The Death Knock.pngThe idea of being trapped in a confined space terrifies me.  It’s one of my worst fears.  And it’s one of the things I like to read about least.  Which made me wonder when I read the opening to The Death Knock just what I was letting myself in for.

Ava is a young woman, alone, scared and confused.  She has no idea how she got into the wooden box she now fines herself trapped in and, when her captor finally lets her out, how she will escape the small room he keeps her locked in, especially when he tells her about the other women who have already been in her shoes.  

Murder in Slow Motion by Rebecca Muddiman

Murder in Slow Motion Rebecca MuddimanWhen Andrew’s girlfriend, Katy, hears a violent argument between her neighbours, she can’t sleep.

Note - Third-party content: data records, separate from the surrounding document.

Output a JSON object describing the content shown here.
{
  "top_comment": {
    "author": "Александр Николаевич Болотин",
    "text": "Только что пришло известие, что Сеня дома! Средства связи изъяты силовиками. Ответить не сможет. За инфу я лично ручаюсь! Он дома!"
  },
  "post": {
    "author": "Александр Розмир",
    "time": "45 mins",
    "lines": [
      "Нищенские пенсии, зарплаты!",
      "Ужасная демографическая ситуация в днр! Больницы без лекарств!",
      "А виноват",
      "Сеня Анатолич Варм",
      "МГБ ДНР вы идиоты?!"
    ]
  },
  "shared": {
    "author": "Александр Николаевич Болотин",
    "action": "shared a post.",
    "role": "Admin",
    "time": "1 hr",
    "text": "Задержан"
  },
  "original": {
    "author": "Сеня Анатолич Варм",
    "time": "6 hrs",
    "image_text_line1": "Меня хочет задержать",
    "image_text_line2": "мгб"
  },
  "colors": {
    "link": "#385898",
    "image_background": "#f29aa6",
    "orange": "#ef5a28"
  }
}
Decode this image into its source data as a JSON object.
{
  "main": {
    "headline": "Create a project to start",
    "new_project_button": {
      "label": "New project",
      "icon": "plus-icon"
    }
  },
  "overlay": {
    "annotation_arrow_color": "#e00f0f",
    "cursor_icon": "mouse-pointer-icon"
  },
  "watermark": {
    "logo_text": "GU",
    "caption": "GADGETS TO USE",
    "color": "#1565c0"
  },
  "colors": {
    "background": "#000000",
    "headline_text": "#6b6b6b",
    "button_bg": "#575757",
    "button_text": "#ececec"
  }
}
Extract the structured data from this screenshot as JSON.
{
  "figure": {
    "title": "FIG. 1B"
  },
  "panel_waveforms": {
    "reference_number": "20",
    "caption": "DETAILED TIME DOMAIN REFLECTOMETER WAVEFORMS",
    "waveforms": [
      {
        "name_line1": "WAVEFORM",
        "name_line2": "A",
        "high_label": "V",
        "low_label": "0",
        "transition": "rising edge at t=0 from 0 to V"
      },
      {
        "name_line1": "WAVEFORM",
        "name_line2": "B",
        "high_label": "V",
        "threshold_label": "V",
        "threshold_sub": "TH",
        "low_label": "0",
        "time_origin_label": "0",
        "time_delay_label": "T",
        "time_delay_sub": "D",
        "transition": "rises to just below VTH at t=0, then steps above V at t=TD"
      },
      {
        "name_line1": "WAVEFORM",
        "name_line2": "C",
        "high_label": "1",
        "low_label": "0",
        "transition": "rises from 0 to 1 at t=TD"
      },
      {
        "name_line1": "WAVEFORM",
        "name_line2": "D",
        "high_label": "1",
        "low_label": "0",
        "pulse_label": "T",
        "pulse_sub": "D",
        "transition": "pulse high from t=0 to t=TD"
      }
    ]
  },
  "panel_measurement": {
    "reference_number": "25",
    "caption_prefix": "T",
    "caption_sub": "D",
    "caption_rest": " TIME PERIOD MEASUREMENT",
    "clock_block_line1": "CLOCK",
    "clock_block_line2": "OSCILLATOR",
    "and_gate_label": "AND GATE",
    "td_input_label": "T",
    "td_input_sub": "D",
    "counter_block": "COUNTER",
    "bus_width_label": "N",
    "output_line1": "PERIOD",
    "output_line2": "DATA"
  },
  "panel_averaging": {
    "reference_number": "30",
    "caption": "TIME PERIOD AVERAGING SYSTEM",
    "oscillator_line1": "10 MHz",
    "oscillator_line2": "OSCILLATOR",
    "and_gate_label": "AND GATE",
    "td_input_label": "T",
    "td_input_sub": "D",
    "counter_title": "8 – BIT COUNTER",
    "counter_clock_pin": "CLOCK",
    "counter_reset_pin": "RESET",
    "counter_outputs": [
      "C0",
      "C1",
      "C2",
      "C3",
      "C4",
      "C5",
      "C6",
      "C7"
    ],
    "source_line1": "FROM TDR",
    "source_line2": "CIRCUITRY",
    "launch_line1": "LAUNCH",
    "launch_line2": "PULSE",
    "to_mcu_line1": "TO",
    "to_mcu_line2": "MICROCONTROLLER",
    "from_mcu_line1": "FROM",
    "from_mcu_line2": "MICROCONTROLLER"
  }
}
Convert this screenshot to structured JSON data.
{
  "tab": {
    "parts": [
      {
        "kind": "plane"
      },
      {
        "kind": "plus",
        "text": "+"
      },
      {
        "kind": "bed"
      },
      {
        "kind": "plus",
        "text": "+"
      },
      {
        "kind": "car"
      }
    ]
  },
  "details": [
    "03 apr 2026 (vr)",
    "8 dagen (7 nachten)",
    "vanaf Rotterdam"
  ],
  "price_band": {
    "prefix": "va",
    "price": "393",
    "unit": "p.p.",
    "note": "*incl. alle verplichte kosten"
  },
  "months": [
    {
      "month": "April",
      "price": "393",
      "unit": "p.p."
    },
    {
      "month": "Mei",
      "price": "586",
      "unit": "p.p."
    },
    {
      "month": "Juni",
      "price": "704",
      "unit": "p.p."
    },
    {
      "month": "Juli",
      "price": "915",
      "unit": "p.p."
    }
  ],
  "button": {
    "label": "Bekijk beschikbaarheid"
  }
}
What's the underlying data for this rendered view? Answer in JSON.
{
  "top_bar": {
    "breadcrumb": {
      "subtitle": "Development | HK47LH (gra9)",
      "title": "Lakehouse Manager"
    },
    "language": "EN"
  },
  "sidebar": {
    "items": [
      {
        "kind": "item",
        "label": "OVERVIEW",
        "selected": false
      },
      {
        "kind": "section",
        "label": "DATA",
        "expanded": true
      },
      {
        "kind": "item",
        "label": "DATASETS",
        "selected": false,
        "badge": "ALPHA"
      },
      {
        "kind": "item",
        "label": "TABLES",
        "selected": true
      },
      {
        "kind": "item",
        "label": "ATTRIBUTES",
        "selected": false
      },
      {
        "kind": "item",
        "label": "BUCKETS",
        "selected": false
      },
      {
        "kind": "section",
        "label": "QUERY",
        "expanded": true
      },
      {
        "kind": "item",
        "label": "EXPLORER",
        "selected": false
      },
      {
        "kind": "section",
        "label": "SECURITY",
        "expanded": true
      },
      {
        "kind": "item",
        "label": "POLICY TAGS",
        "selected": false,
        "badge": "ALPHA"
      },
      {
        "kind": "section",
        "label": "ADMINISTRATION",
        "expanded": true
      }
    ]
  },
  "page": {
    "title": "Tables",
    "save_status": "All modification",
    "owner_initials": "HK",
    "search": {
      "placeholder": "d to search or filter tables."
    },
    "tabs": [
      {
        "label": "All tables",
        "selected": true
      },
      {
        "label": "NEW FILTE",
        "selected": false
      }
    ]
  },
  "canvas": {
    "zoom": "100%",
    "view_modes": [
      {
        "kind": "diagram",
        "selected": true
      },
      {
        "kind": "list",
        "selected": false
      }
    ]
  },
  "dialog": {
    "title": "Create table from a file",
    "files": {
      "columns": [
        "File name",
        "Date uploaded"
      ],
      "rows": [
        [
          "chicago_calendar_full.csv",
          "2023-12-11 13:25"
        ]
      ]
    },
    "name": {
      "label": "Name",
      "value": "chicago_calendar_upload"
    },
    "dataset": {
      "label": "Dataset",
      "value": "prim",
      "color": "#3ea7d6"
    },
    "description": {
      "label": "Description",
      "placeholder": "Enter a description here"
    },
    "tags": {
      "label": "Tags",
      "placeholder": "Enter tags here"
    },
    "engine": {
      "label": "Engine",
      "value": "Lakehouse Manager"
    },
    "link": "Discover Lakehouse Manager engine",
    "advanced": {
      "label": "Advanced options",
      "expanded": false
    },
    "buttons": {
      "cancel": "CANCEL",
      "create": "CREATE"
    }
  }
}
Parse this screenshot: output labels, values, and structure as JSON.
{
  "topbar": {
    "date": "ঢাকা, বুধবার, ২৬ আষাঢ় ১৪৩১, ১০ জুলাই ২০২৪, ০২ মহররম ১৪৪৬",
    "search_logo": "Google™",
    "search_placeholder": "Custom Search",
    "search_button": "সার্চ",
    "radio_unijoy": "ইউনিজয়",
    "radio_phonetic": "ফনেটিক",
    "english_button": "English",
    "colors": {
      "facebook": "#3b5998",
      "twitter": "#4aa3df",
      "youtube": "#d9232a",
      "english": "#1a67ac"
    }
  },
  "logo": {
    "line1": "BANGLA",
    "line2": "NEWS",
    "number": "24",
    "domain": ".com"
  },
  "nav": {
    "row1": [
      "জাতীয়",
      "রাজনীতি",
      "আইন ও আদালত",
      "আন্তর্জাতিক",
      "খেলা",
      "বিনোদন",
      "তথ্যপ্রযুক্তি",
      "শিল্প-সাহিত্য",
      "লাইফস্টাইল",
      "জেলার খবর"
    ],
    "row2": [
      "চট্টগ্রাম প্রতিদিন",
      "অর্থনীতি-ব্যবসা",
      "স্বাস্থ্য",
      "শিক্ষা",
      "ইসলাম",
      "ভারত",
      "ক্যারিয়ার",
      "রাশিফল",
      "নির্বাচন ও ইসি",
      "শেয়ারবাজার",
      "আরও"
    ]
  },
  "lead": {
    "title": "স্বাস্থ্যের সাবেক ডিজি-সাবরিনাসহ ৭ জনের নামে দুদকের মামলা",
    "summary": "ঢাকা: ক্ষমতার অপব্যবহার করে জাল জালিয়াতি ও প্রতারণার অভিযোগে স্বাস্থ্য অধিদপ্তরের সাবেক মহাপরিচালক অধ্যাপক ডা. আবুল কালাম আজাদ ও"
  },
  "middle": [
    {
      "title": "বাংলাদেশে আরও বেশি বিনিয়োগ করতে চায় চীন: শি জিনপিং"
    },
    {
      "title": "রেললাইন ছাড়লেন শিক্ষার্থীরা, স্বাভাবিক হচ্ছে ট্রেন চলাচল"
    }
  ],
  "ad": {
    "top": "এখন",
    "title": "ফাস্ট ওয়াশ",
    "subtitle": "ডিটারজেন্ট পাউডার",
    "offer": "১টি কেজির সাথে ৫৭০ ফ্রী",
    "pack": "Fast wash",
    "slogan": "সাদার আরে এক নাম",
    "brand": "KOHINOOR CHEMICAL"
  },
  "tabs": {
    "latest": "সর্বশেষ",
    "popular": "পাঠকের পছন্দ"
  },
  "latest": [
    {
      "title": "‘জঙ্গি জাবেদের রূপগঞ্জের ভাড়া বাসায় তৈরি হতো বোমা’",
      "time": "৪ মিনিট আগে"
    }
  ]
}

The next day, she goes round to check on them…and disappears.  Andrew is frantic and the police, led by DS Freeman, are more than a bit confused.  There is blood but no body and Andrew’s story just doesn’t stack up.

Then there’s the added problem that the neighbours have gone missing too – and one of them is a member of Freeman’s own team – Dawn Lawton, a great twist that made me sit up and take notice.

Along with her boss, DI Gardner, Freeman needs to find Lawton, find Katy and find out the truth about just what happened.

Her Watchful Eye by Julie Corbin

her watchful eye julie corbinI don’t like CCTV cameras at the best of times – they always make me feel more versus less wary when I’m out.  Having read Her Watchful Eye, I’m now even more convinced I would get rid of them all if I had a chance.  Mainly because Ruby – one of the main characters in Julie Corbin’s new book – uses them to spy on her a young woman rather when she should be using them to prevent crime.

I get why she does it and I sort of don’t blame her.  But at the same time it’s pretty creepy.  It’s how Hannah (the young woman being spied on) feels when she finds out, though her reaction is not quite what you might expect. 

The Death of Mrs Westaway by Ruth Ware

 

The Death of Mrs Westaway Ruth Ware

When Harriet, or Hal as she’s known, receives a letter from a solicitor to let her know that her grandmother has died and left her an inheritance she doesn’t know what to think – mainly because her mother’s parents, the only grandparents she knew, died years before, leaving her and her mother with nothing.

On any other day, Hal would have called the solicitor and told him he was mistaken.  But this isn’t any other day.  It’s the day the loan shark she borrowed money from to pay the bills breaks into her flat and threatens her.  It’s the day she feels broken and beaten down by life. So, it becomes the day she decides to pretend to be someone else.